Despite the biological rationale for switching between TNF-antagonists, there is not a definitive answer from a clinical point of view.
Methods: We performed a systematic review. The strategy for the literature search included synonyms for the active drugs, trade names, and different synonyms for biologic therapies, plus the words "switch" or "switching", limited to studies in humans. The time limit was March 1st 2007. From 256 initial hits in Medline and Embase, plus 13 abstracts from rheumatology meetings, we finally included 33 studies.

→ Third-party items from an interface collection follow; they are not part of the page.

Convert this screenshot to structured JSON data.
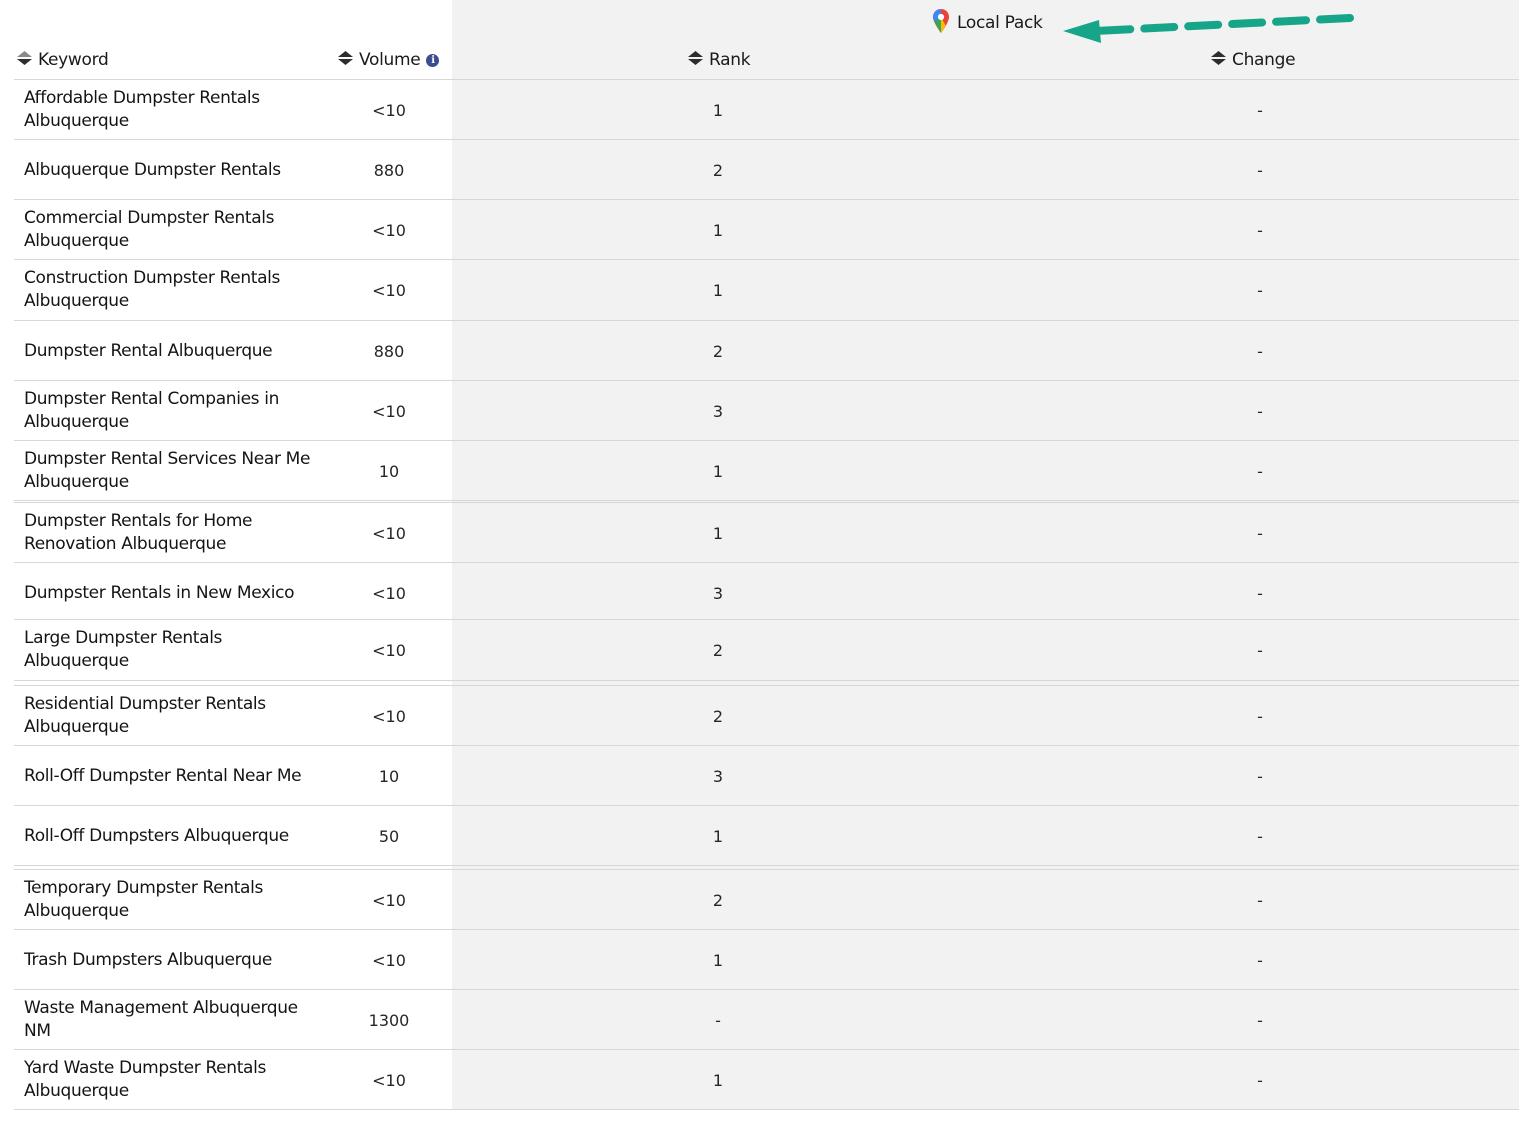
{
  "header": {
    "section_title": "Local Pack",
    "col_keyword": "Keyword",
    "col_volume": "Volume",
    "col_rank": "Rank",
    "col_change": "Change",
    "info_glyph": "i"
  },
  "icons": {
    "local_pack": "map-pin-icon",
    "sort": "sort-icon",
    "info": "info-icon",
    "annotation": "dashed-arrow-icon"
  },
  "colors": {
    "annotation_arrow": "#17a589",
    "info_icon": "#3c4c8e",
    "panel_bg": "#f2f2f2"
  },
  "rows": [
    {
      "keyword": "Affordable Dumpster Rentals Albuquerque",
      "volume": "<10",
      "rank": "1",
      "change": "-"
    },
    {
      "keyword": "Albuquerque Dumpster Rentals",
      "volume": "880",
      "rank": "2",
      "change": "-"
    },
    {
      "keyword": "Commercial Dumpster Rentals Albuquerque",
      "volume": "<10",
      "rank": "1",
      "change": "-"
    },
    {
      "keyword": "Construction Dumpster Rentals Albuquerque",
      "volume": "<10",
      "rank": "1",
      "change": "-"
    },
    {
      "keyword": "Dumpster Rental Albuquerque",
      "volume": "880",
      "rank": "2",
      "change": "-"
    },
    {
      "keyword": "Dumpster Rental Companies in Albuquerque",
      "volume": "<10",
      "rank": "3",
      "change": "-"
    },
    {
      "keyword": "Dumpster Rental Services Near Me Albuquerque",
      "volume": "10",
      "rank": "1",
      "change": "-"
    },
    {
      "keyword": "Dumpster Rentals for Home Renovation Albuquerque",
      "volume": "<10",
      "rank": "1",
      "change": "-"
    },
    {
      "keyword": "Dumpster Rentals in New Mexico",
      "volume": "<10",
      "rank": "3",
      "change": "-"
    },
    {
      "keyword": "Large Dumpster Rentals Albuquerque",
      "volume": "<10",
      "rank": "2",
      "change": "-"
    },
    {
      "keyword": "Residential Dumpster Rentals Albuquerque",
      "volume": "<10",
      "rank": "2",
      "change": "-"
    },
    {
      "keyword": "Roll-Off Dumpster Rental Near Me",
      "volume": "10",
      "rank": "3",
      "change": "-"
    },
    {
      "keyword": "Roll-Off Dumpsters Albuquerque",
      "volume": "50",
      "rank": "1",
      "change": "-"
    },
    {
      "keyword": "Temporary Dumpster Rentals Albuquerque",
      "volume": "<10",
      "rank": "2",
      "change": "-"
    },
    {
      "keyword": "Trash Dumpsters Albuquerque",
      "volume": "<10",
      "rank": "1",
      "change": "-"
    },
    {
      "keyword": "Waste Management Albuquerque NM",
      "volume": "1300",
      "rank": "-",
      "change": "-"
    },
    {
      "keyword": "Yard Waste Dumpster Rentals Albuquerque",
      "volume": "<10",
      "rank": "1",
      "change": "-"
    }
  ]
}
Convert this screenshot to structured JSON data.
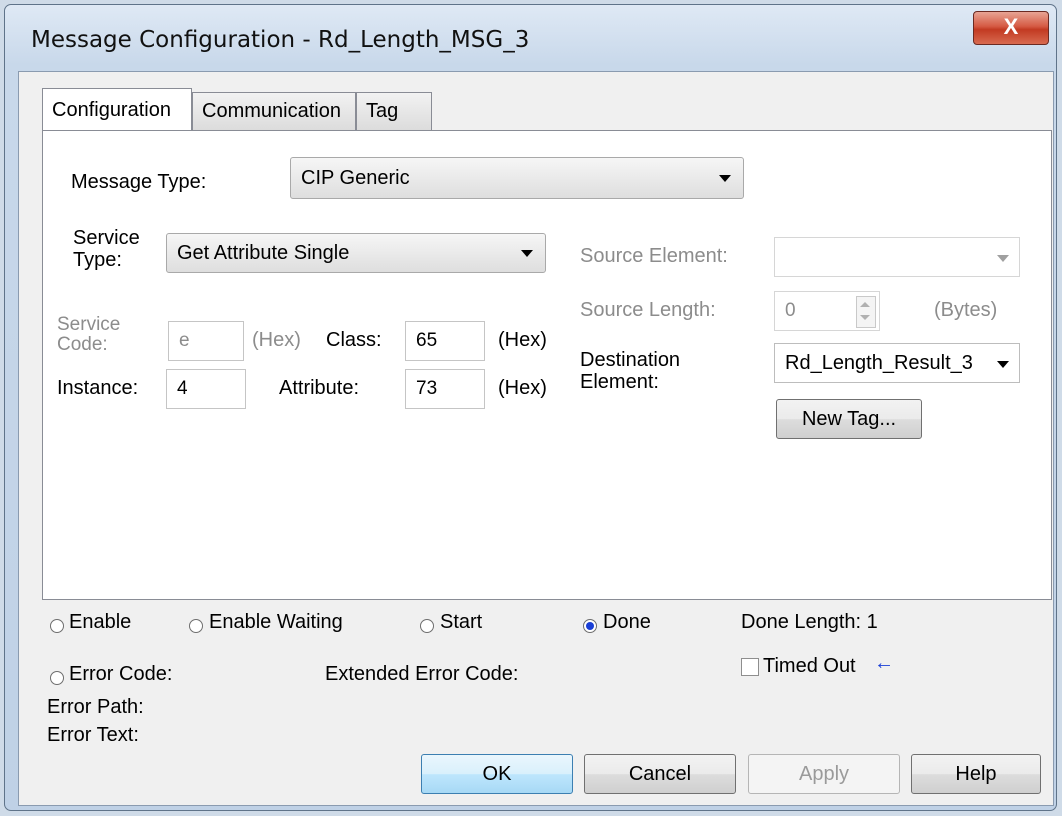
{
  "window": {
    "title": "Message Configuration - Rd_Length_MSG_3",
    "close_glyph": "X"
  },
  "tabs": [
    {
      "label": "Configuration",
      "active": true
    },
    {
      "label": "Communication",
      "active": false
    },
    {
      "label": "Tag",
      "active": false
    }
  ],
  "config": {
    "message_type_label": "Message Type:",
    "message_type_value": "CIP Generic",
    "service_type_label_1": "Service",
    "service_type_label_2": "Type:",
    "service_type_value": "Get Attribute Single",
    "service_code_label_1": "Service",
    "service_code_label_2": "Code:",
    "service_code_value": "e",
    "service_code_unit": "(Hex)",
    "class_label": "Class:",
    "class_value": "65",
    "class_unit": "(Hex)",
    "instance_label": "Instance:",
    "instance_value": "4",
    "attribute_label": "Attribute:",
    "attribute_value": "73",
    "attribute_unit": "(Hex)",
    "source_element_label": "Source Element:",
    "source_element_value": "",
    "source_length_label": "Source Length:",
    "source_length_value": "0",
    "source_length_unit": "(Bytes)",
    "destination_label_1": "Destination",
    "destination_label_2": "Element:",
    "destination_value": "Rd_Length_Result_3",
    "new_tag_label": "New Tag..."
  },
  "status": {
    "enable": "Enable",
    "enable_waiting": "Enable Waiting",
    "start": "Start",
    "done": "Done",
    "done_selected": true,
    "done_length": "Done Length: 1",
    "error_code": "Error Code:",
    "extended_error_code": "Extended Error Code:",
    "timed_out": "Timed Out",
    "timed_out_checked": false,
    "error_path": "Error Path:",
    "error_text": "Error Text:"
  },
  "buttons": {
    "ok": "OK",
    "cancel": "Cancel",
    "apply": "Apply",
    "help": "Help"
  },
  "colors": {
    "accent_radio": "#1a3fd6",
    "arrow_blue": "#1a3fd6"
  },
  "icons": [
    "close-icon",
    "dropdown-arrow-icon",
    "spin-arrows-icon",
    "radio-icon",
    "checkbox-icon",
    "arrow-left-icon"
  ]
}
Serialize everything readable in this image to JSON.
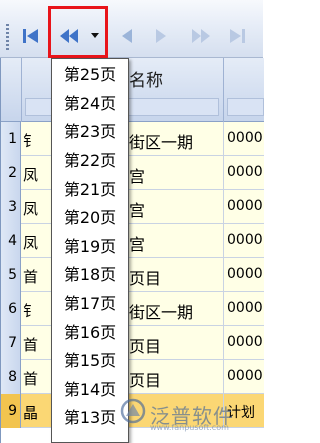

Results and discussion: The most frequently died switches are those between etanercept and infliximab. The mean number of patients studied per type of switch was 126. There are, apart from retrospective observational studies and cases series, 5 prospective cohorts from biologic registries, 1 randomised open-label clinical trial and 1 phase IV clinical trial, all seven of which are of moderate to good quality. There results are promising but not excellent. Any switch, especially those between monoclonal antibodies, have an effect size that is usually lower than that of a first biologic. When the switch is due to an adverse event with the first TNF-antagonist, however, the response rate of the second one is high. Perhaps the best alternative when a first TNF-antagonist fails is to start a different type of biologic, and leave the switch to another TNF-antagonist in the case of adverse event to the previous one.